> [Task brief] Using the listing below, please gather every line containing the word "Unique".
(Extracted material)
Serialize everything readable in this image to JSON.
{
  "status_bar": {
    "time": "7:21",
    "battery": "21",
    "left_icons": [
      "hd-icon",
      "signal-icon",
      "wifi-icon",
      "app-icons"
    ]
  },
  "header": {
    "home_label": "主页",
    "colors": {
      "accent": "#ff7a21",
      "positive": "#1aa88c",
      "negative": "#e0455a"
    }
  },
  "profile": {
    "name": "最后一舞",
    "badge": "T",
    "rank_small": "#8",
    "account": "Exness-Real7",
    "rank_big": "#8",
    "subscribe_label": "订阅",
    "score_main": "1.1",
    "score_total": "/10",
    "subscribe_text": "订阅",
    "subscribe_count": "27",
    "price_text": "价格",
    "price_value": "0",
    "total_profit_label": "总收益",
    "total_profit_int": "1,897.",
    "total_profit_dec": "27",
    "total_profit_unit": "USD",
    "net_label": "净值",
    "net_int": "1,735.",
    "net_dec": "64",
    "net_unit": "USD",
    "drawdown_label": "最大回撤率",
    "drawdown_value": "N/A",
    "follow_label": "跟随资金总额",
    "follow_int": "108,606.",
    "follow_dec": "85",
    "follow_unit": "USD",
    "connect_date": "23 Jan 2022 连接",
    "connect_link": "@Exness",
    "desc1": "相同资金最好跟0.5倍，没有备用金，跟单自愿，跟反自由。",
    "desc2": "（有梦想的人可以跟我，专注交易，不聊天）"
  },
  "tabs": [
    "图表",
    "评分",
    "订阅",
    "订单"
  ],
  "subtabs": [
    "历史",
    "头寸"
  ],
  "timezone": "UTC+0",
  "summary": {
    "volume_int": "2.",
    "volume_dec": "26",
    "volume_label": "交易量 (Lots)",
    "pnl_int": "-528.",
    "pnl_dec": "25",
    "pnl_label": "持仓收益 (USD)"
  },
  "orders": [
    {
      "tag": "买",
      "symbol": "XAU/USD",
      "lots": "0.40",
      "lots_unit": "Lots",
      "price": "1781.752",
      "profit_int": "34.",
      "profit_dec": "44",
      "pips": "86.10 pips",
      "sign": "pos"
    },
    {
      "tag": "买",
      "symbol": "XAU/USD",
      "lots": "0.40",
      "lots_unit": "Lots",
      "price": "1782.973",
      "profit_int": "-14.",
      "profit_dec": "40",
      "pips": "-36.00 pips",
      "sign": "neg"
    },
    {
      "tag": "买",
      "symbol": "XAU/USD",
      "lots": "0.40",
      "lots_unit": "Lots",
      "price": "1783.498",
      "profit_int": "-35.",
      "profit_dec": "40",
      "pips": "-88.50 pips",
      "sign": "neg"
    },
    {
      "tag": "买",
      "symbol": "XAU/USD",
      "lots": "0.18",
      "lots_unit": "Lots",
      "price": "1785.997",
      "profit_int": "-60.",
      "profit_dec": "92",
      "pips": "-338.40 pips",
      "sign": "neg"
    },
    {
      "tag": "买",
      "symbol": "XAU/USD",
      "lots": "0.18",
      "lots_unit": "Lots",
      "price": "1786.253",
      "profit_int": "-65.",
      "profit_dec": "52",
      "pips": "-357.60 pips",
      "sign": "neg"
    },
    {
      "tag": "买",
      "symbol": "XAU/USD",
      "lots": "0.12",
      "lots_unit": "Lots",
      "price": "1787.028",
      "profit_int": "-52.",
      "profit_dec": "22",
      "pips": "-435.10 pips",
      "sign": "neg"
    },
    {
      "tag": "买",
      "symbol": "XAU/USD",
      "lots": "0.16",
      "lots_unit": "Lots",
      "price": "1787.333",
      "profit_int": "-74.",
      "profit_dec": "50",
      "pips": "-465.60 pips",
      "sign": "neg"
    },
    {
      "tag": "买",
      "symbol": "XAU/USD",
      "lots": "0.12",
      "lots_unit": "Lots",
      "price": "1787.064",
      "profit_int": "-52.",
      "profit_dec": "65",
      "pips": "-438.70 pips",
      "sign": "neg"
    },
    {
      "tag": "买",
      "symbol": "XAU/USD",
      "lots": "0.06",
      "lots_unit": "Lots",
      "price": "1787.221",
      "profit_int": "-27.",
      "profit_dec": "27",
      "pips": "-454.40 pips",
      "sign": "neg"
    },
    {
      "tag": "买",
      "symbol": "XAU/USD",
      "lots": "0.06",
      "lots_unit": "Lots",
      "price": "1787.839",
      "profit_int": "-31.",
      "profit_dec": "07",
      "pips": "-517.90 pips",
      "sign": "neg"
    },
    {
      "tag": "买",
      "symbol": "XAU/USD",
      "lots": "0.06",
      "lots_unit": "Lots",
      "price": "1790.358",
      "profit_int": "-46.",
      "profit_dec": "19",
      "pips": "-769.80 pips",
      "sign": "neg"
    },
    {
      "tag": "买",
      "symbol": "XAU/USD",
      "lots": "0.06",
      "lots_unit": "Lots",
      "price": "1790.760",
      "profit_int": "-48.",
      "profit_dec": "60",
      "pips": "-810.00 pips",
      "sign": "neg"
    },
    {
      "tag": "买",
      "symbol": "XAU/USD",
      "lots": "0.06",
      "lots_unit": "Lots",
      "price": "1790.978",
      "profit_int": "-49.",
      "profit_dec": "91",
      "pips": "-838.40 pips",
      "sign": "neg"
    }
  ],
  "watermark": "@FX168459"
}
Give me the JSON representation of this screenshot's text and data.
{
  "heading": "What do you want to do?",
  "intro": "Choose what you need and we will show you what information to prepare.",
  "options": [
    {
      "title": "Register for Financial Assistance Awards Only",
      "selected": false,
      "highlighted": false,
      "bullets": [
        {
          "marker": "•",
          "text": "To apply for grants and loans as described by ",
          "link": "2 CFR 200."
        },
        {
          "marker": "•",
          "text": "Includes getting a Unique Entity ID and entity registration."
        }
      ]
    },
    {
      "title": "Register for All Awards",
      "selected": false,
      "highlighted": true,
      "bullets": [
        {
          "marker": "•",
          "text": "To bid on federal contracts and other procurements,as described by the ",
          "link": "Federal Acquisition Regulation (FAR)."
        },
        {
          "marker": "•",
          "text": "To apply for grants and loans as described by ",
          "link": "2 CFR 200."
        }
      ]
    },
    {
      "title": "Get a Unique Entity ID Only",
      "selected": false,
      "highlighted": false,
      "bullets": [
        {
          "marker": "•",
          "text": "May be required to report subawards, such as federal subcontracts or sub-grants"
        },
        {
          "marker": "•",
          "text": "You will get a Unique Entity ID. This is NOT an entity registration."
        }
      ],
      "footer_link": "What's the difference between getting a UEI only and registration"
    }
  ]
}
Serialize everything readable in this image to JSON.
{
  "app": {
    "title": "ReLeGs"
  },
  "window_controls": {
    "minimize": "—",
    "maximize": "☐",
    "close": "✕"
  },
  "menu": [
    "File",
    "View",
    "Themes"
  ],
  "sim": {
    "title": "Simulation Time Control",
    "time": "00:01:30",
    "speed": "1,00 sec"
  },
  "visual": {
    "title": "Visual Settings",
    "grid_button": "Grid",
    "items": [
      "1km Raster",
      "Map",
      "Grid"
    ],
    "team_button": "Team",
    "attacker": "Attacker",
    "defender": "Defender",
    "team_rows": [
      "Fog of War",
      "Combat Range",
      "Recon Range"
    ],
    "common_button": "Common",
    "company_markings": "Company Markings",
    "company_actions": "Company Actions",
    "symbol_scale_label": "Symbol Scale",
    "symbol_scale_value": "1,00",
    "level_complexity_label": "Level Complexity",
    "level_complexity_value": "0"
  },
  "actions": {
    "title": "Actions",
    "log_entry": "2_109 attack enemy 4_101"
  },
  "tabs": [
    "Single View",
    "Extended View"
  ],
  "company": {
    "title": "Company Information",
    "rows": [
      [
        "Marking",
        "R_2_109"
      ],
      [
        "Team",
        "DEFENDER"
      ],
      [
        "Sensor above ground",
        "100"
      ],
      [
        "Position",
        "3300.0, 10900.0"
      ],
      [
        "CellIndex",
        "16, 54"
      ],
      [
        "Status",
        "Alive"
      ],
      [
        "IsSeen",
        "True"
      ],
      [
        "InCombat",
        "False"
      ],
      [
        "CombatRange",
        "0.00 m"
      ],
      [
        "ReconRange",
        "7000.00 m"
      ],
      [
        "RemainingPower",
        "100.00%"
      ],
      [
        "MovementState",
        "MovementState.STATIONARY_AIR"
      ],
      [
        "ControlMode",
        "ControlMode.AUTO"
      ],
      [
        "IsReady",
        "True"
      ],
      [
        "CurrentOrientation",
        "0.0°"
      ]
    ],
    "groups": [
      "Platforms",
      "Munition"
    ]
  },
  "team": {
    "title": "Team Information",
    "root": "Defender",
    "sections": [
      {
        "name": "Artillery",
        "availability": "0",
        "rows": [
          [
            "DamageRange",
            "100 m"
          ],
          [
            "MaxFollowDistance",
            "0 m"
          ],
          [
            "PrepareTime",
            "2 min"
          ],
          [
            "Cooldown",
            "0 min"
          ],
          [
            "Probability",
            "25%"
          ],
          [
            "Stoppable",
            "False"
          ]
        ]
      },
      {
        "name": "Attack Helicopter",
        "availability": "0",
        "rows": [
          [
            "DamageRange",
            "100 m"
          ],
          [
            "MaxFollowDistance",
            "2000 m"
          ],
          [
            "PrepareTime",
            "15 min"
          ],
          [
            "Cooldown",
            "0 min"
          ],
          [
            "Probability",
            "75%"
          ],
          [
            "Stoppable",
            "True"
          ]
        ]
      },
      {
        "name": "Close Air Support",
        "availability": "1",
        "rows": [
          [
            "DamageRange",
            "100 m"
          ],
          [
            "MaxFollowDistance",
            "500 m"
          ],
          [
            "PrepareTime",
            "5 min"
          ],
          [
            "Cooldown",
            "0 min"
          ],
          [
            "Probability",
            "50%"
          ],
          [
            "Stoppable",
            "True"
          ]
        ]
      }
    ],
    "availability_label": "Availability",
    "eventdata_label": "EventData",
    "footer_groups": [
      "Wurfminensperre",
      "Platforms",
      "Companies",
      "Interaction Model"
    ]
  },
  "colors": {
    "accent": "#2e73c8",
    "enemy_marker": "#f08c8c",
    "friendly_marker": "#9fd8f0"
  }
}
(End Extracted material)
> [Expected answer]
          "text": "Includes getting a Unique Entity ID and entity registration."
      "title": "Get a Unique Entity ID Only",
          "text": "You will get a Unique Entity ID. This is NOT an entity registration."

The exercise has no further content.